"Our only focus was on the Waterford game. It had to be because they showed what they're capable of," he said. "The lads will go back to their clubs for a while now and then we'll start focusing on the semi-final and whoever our opponents are."
They will do from a position of real strength. Ryan admitted that he wasn't happy with the manner in which Tipperary started both halves, but there was an awful lot to admire about the rest of their game.
There's a huge sense of energy coursing through the team, and with such a talented bench applying constant pressure for places, Ryan is playing with an exceptionally strong hand.
Waterford don't have the same resources, but they still have enough big-day performers to trouble the best. They did that for a long time yesterday, but once their accuracy deserted them in the second half, they were always heading for defeat against slicker opposition who still have plenty of areas where they can improve.
"We haven't played at our best so far," said Declan Ryan. Perhaps, but it was still good enough to rule Munster and head for Croke Park in a very positive frame of mind.

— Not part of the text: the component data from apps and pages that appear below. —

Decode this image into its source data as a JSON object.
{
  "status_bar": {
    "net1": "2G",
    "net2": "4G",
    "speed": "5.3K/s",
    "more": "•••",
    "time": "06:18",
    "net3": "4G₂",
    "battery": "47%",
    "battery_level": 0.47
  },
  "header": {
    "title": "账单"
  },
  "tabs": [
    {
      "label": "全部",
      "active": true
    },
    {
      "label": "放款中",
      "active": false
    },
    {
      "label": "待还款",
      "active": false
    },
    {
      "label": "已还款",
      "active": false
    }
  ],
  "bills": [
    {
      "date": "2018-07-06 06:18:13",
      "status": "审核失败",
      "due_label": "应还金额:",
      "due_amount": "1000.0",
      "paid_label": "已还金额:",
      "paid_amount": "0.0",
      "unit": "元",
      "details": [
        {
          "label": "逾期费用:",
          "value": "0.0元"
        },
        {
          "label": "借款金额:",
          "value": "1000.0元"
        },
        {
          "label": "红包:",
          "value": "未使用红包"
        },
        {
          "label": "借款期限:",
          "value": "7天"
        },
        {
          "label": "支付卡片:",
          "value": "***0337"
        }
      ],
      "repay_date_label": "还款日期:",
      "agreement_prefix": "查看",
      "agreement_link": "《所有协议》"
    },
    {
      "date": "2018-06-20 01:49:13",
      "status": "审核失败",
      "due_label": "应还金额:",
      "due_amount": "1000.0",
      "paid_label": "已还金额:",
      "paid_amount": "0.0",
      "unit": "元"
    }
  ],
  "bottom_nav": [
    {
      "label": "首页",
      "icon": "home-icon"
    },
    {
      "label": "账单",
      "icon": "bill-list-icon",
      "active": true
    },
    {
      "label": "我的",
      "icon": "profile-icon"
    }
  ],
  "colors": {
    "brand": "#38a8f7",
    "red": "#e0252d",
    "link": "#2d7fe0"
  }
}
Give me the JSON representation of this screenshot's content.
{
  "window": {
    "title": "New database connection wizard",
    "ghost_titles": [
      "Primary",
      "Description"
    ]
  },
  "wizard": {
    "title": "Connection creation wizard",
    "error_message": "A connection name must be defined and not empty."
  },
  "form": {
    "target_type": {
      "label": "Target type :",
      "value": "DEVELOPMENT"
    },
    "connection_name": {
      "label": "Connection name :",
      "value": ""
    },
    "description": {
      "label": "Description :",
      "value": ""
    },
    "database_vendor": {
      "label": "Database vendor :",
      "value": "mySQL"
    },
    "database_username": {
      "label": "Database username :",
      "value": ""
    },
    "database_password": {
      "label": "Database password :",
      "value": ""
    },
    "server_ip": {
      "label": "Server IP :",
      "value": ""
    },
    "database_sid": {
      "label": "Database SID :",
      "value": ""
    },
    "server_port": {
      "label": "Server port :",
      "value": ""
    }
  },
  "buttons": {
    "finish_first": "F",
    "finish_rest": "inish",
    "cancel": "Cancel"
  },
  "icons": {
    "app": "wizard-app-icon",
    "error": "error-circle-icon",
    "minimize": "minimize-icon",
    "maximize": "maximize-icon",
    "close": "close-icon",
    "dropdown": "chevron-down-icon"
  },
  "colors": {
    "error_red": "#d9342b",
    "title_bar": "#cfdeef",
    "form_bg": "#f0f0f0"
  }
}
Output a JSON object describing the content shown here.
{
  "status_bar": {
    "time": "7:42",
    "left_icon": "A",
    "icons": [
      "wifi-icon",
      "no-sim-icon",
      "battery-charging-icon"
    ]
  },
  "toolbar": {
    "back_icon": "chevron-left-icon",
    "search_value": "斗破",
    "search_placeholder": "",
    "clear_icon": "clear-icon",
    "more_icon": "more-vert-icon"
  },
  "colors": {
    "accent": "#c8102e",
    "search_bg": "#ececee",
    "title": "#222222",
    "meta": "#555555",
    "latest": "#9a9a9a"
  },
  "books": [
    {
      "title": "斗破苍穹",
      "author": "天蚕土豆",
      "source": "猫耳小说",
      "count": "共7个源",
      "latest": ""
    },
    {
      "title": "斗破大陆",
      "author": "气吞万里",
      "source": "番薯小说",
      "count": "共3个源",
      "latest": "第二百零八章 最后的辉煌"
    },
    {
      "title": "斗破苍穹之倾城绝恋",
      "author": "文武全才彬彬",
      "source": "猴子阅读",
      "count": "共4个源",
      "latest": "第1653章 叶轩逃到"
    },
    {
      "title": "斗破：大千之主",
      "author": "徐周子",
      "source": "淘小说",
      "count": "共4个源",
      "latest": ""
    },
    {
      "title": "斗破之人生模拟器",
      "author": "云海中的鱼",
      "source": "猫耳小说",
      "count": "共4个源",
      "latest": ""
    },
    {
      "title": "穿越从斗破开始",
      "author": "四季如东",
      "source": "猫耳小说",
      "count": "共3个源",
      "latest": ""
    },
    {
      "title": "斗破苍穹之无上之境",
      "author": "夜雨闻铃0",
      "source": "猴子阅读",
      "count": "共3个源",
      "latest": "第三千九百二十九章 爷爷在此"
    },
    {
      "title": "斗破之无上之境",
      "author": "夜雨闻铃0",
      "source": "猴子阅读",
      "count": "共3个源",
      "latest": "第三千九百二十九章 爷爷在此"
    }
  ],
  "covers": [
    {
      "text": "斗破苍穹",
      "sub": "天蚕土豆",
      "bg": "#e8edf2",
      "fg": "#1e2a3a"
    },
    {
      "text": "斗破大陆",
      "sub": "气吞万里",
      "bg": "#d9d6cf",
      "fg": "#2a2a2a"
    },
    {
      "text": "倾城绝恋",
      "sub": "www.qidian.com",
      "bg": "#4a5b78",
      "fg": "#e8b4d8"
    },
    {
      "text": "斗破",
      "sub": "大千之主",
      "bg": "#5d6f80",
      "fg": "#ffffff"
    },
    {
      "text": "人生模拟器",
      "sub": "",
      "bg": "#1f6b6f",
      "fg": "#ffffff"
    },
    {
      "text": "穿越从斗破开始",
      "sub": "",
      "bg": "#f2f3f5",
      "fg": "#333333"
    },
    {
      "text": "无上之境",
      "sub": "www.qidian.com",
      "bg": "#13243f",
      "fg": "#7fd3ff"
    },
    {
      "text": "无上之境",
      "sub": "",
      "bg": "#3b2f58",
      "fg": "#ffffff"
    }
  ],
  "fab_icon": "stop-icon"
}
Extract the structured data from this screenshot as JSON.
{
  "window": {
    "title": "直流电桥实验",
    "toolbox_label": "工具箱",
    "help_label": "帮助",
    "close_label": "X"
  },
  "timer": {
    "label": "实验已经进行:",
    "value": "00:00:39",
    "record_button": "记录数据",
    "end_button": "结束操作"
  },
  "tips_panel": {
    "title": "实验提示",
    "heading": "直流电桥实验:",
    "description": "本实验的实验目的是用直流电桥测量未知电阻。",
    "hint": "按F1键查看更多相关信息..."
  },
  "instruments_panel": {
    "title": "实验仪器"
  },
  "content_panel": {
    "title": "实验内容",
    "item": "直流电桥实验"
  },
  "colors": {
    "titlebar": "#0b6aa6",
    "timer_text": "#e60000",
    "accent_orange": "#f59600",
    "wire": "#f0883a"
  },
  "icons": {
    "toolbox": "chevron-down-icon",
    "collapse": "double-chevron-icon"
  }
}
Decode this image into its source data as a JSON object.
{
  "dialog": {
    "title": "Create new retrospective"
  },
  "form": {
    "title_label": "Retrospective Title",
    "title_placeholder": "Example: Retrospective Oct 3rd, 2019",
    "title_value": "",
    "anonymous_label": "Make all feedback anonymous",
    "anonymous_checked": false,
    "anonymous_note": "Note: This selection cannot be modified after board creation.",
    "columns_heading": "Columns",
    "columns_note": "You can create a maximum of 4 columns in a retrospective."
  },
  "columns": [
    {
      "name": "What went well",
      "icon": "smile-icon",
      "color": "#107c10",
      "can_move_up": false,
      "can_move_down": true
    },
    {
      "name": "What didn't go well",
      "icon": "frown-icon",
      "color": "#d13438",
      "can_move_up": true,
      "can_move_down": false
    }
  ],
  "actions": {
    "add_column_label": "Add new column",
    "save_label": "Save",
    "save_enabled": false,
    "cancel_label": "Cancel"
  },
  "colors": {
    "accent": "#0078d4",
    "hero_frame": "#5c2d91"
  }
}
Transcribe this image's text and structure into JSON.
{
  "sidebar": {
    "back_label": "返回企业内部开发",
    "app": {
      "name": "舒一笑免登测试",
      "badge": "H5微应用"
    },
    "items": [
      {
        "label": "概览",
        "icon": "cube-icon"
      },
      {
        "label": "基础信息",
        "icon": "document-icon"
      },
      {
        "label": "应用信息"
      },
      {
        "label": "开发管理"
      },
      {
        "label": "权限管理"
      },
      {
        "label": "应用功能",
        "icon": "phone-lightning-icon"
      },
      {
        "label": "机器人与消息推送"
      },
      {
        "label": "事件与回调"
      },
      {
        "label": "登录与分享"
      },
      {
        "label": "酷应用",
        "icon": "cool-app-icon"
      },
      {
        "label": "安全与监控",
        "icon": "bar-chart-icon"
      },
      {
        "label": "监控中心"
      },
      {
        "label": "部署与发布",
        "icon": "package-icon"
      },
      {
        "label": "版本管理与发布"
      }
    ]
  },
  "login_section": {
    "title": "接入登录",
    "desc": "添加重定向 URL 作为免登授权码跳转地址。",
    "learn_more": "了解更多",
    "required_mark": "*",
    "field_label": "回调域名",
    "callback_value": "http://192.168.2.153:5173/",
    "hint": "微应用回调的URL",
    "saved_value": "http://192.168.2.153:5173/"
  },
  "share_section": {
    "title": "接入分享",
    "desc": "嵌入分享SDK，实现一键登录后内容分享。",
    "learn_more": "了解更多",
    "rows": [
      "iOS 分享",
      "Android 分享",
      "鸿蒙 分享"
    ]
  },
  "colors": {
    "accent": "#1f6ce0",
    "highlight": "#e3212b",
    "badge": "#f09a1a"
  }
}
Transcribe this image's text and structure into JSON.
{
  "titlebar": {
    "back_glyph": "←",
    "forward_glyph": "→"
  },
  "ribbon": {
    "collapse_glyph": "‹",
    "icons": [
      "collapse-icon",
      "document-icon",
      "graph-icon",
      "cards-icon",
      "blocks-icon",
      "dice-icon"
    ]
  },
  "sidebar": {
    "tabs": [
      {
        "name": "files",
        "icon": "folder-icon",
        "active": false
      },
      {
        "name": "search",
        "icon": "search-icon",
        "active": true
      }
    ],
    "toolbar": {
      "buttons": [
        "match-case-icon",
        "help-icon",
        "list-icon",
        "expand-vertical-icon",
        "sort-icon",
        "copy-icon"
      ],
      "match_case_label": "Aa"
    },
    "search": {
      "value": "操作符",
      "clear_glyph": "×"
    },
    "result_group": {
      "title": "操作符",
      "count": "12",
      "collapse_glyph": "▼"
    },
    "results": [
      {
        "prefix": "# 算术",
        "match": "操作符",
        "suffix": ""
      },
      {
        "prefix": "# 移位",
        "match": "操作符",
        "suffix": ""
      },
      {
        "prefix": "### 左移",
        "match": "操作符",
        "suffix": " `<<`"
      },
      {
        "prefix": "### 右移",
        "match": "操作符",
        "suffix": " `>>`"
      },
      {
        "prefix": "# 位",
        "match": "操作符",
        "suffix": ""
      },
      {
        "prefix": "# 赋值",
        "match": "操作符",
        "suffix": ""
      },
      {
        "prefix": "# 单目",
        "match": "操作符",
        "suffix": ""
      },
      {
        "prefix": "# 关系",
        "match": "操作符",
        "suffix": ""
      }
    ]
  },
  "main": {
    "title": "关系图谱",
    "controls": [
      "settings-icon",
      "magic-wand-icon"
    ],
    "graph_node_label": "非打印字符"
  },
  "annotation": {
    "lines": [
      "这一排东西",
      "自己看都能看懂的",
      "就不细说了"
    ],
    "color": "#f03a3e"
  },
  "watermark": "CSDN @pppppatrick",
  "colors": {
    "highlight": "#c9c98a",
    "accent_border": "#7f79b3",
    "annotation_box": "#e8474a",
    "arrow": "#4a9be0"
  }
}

Scorers -- Tipperary: J O'Brien 1-3, S Bourke 1-1, E Kelly (2f), N McGrath 0-3 each, B O'Meara, P Bourke (2f) 0-2 each, Padraic Maher, S McGrath, M Cahill 0-1 each. Waterford: M Shanahan 0-8 (5f, 1'65'), J Mullane 0-3, S Walsh 0-2, Pauric Mahony, S Molumphy, E Kelly (f) 0-1 each.
Tipperary -- B Cummins 8; C O'Brien 6, P Curran 7, M Cahill 7; T Stapleton 7, C O'Mahony 7, Padraic Maher 8; B Maher 7, S McGrath 7; P Bourke 6, Patrick Maher 8, L Corbett 7; B O'Meara 7, J O'Brien 9, N McGrath 8. Subs: E Kelly 8 for Bourke (33), S Bourke 8 for O'Meara (51), D Maher for Stapleton (64), S Callanan for N McGrath (66).
Waterford -- S O'Keeffe 7; N Connors 7, L Lawlor 6, S Daniels 6; T Browne 7, M Walsh 7, K Moran 8; S Molumphy 7, Philip Mahony 6; M Shanahan 7, S Prendergast 7, Pauric Mahony 6; J Mullane 7, S Walsh 7, G O'Brien 5. Subs: E Kelly 5 for G O'Brien (45), P O'Brien 5 for Pauric Mahony (45), M O'Neill 5 for S Walsh (61), J Nagle for Browne (62).
Ref -- C McAllister (Cork)